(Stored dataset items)
*** Block opens ***

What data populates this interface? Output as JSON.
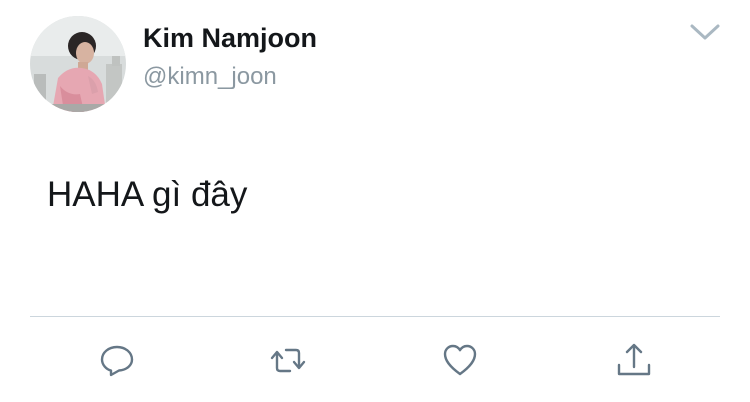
{
  "tweet": {
    "author": {
      "display_name": "Kim Namjoon",
      "handle": "@kimn_joon",
      "avatar_icon": "profile-photo"
    },
    "text": "HAHA gì đây"
  },
  "actions": [
    {
      "name": "reply",
      "icon": "reply-icon"
    },
    {
      "name": "retweet",
      "icon": "retweet-icon"
    },
    {
      "name": "like",
      "icon": "heart-icon"
    },
    {
      "name": "share",
      "icon": "share-icon"
    }
  ],
  "menu": {
    "icon": "chevron-down-icon"
  },
  "colors": {
    "text": "#14171a",
    "secondary": "#8b98a1",
    "icon": "#657786",
    "divider": "#ccd6dd"
  }
}
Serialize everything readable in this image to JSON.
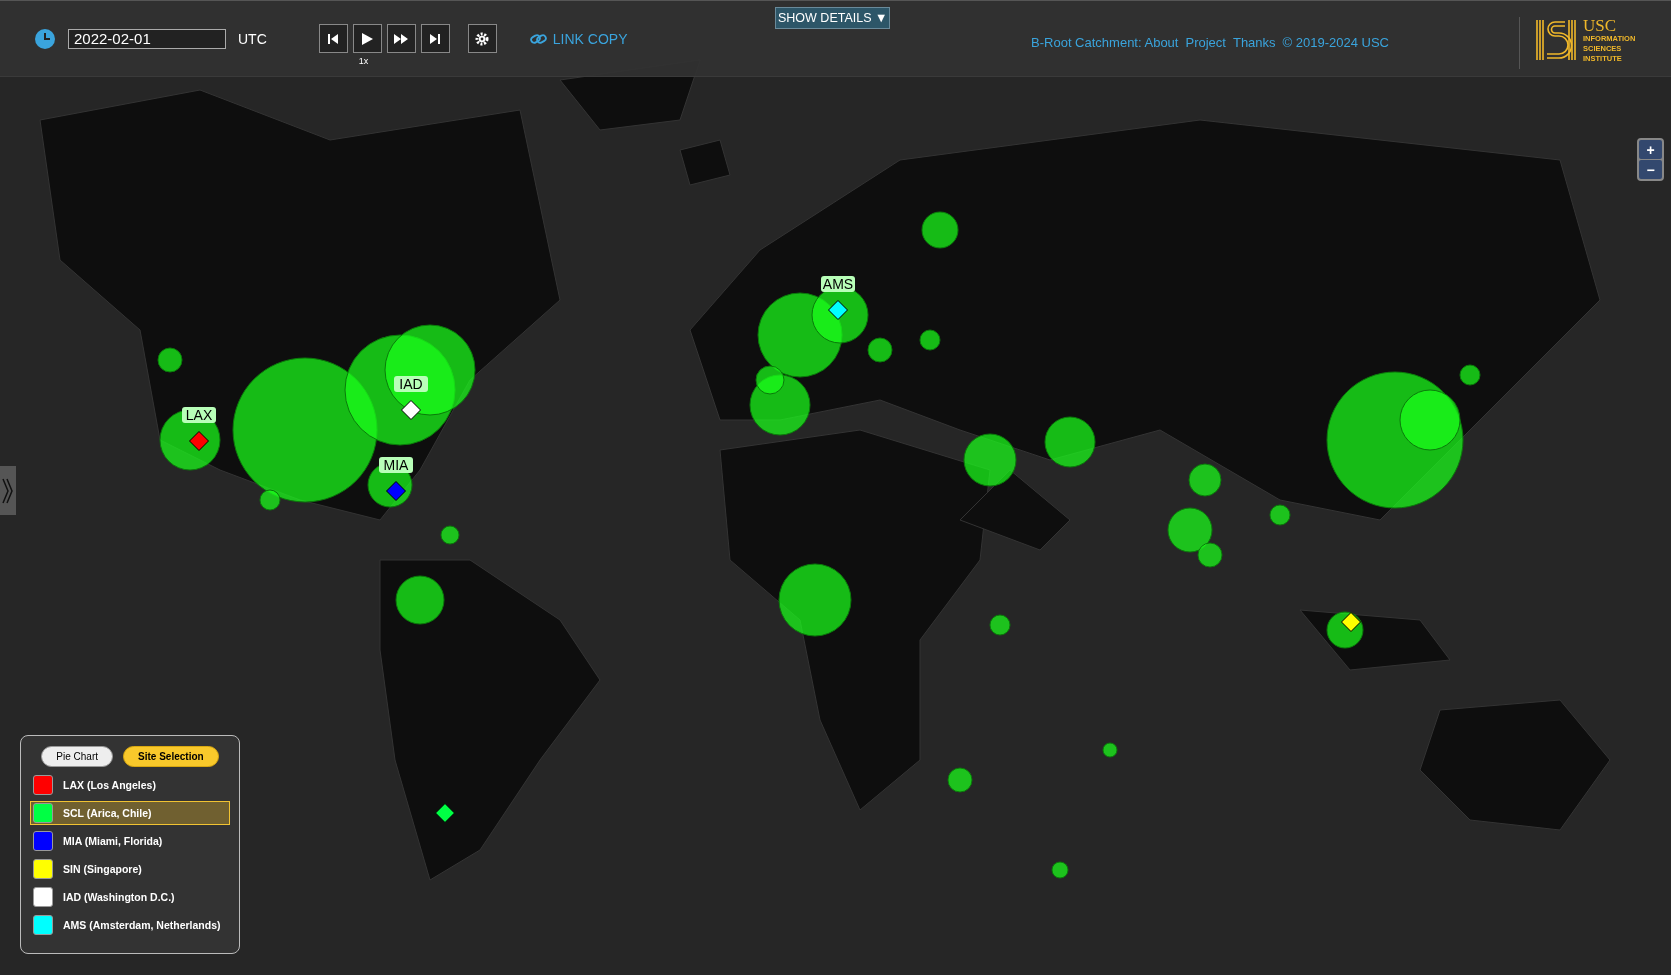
{
  "toolbar": {
    "date": "2022-02-01",
    "timezone": "UTC",
    "speed": "1x",
    "link_copy": "LINK COPY",
    "show_details": "SHOW DETAILS ▼"
  },
  "header_links": [
    "B-Root Catchment: About",
    "Project",
    "Thanks",
    "© 2019-2024 USC"
  ],
  "logo": {
    "name": "USC",
    "subtitle": [
      "INFORMATION",
      "SCIENCES",
      "INSTITUTE"
    ]
  },
  "zoom": [
    "+",
    "−"
  ],
  "legend": {
    "tabs": [
      {
        "label": "Pie Chart",
        "selected": false
      },
      {
        "label": "Site Selection",
        "selected": true
      }
    ],
    "sites": [
      {
        "label": "LAX (Los Angeles)",
        "color": "#ff0000",
        "selected": false
      },
      {
        "label": "SCL (Arica, Chile)",
        "color": "#00ff44",
        "selected": true
      },
      {
        "label": "MIA (Miami, Florida)",
        "color": "#0000ff",
        "selected": false
      },
      {
        "label": "SIN (Singapore)",
        "color": "#ffff00",
        "selected": false
      },
      {
        "label": "IAD (Washington D.C.)",
        "color": "#ffffff",
        "selected": false
      },
      {
        "label": "AMS (Amsterdam, Netherlands)",
        "color": "#00ffff",
        "selected": false
      }
    ]
  },
  "markers": [
    {
      "label": "LAX",
      "color": "#ff0000"
    },
    {
      "label": "IAD",
      "color": "#ffffff"
    },
    {
      "label": "MIA",
      "color": "#0000ff"
    },
    {
      "label": "AMS",
      "color": "#00ffff"
    },
    {
      "color": "#ffff00"
    },
    {
      "color": "#00ff44"
    }
  ]
}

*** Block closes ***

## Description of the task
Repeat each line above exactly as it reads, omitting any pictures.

## Task result
What data populates this interface? Output as JSON.
{
  "tweet": {
    "author": {
      "display_name": "Kim Namjoon",
      "handle": "@kimn_joon",
      "avatar_icon": "profile-photo"
    },
    "text": "HAHA gì đây"
  },
  "actions": [
    {
      "name": "reply",
      "icon": "reply-icon"
    },
    {
      "name": "retweet",
      "icon": "retweet-icon"
    },
    {
      "name": "like",
      "icon": "heart-icon"
    },
    {
      "name": "share",
      "icon": "share-icon"
    }
  ],
  "menu": {
    "icon": "chevron-down-icon"
  },
  "colors": {
    "text": "#14171a",
    "secondary": "#8b98a1",
    "icon": "#657786",
    "divider": "#ccd6dd"
  }
}
Serialize everything readable in this image to JSON.
{
  "toolbar": {
    "date": "2022-02-01",
    "timezone": "UTC",
    "speed": "1x",
    "link_copy": "LINK COPY",
    "show_details": "SHOW DETAILS ▼"
  },
  "header_links": [
    "B-Root Catchment: About",
    "Project",
    "Thanks",
    "© 2019-2024 USC"
  ],
  "logo": {
    "name": "USC",
    "subtitle": [
      "INFORMATION",
      "SCIENCES",
      "INSTITUTE"
    ]
  },
  "zoom": [
    "+",
    "−"
  ],
  "legend": {
    "tabs": [
      {
        "label": "Pie Chart",
        "selected": false
      },
      {
        "label": "Site Selection",
        "selected": true
      }
    ],
    "sites": [
      {
        "label": "LAX (Los Angeles)",
        "color": "#ff0000",
        "selected": false
      },
      {
        "label": "SCL (Arica, Chile)",
        "color": "#00ff44",
        "selected": true
      },
      {
        "label": "MIA (Miami, Florida)",
        "color": "#0000ff",
        "selected": false
      },
      {
        "label": "SIN (Singapore)",
        "color": "#ffff00",
        "selected": false
      },
      {
        "label": "IAD (Washington D.C.)",
        "color": "#ffffff",
        "selected": false
      },
      {
        "label": "AMS (Amsterdam, Netherlands)",
        "color": "#00ffff",
        "selected": false
      }
    ]
  },
  "markers": [
    {
      "label": "LAX",
      "color": "#ff0000"
    },
    {
      "label": "IAD",
      "color": "#ffffff"
    },
    {
      "label": "MIA",
      "color": "#0000ff"
    },
    {
      "label": "AMS",
      "color": "#00ffff"
    },
    {
      "color": "#ffff00"
    },
    {
      "color": "#00ff44"
    }
  ]
}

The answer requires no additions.